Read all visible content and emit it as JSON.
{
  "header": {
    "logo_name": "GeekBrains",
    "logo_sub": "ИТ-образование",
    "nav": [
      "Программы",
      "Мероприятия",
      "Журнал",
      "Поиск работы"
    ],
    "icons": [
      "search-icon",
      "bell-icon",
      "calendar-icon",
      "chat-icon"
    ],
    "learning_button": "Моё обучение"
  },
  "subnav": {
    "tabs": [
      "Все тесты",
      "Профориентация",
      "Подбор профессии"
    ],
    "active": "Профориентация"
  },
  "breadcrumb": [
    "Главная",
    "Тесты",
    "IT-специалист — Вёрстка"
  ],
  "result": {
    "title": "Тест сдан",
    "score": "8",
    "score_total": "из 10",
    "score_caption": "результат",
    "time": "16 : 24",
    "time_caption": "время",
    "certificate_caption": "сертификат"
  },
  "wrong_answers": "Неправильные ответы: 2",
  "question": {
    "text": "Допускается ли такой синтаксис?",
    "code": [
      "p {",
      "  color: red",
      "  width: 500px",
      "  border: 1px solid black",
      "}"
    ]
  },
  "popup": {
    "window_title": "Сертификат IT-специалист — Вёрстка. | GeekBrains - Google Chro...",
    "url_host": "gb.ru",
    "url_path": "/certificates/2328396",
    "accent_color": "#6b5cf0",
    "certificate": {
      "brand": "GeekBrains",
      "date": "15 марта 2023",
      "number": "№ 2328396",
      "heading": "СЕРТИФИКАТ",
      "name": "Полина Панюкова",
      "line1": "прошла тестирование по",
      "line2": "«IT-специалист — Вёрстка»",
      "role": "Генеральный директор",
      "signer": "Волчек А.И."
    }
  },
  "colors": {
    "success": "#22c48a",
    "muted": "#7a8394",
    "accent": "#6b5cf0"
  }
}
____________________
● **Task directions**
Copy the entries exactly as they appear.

● **Response below**
Read all visible content and emit it as JSON.
{
  "header": {
    "logo_name": "GeekBrains",
    "logo_sub": "ИТ-образование",
    "nav": [
      "Программы",
      "Мероприятия",
      "Журнал",
      "Поиск работы"
    ],
    "icons": [
      "search-icon",
      "bell-icon",
      "calendar-icon",
      "chat-icon"
    ],
    "learning_button": "Моё обучение"
  },
  "subnav": {
    "tabs": [
      "Все тесты",
      "Профориентация",
      "Подбор профессии"
    ],
    "active": "Профориентация"
  },
  "breadcrumb": [
    "Главная",
    "Тесты",
    "IT-специалист — Вёрстка"
  ],
  "result": {
    "title": "Тест сдан",
    "score": "8",
    "score_total": "из 10",
    "score_caption": "результат",
    "time": "16 : 24",
    "time_caption": "время",
    "certificate_caption": "сертификат"
  },
  "wrong_answers": "Неправильные ответы: 2",
  "question": {
    "text": "Допускается ли такой синтаксис?",
    "code": [
      "p {",
      "  color: red",
      "  width: 500px",
      "  border: 1px solid black",
      "}"
    ]
  },
  "popup": {
    "window_title": "Сертификат IT-специалист — Вёрстка. | GeekBrains - Google Chro...",
    "url_host": "gb.ru",
    "url_path": "/certificates/2328396",
    "accent_color": "#6b5cf0",
    "certificate": {
      "brand": "GeekBrains",
      "date": "15 марта 2023",
      "number": "№ 2328396",
      "heading": "СЕРТИФИКАТ",
      "name": "Полина Панюкова",
      "line1": "прошла тестирование по",
      "line2": "«IT-специалист — Вёрстка»",
      "role": "Генеральный директор",
      "signer": "Волчек А.И."
    }
  },
  "colors": {
    "success": "#22c48a",
    "muted": "#7a8394",
    "accent": "#6b5cf0"
  }
}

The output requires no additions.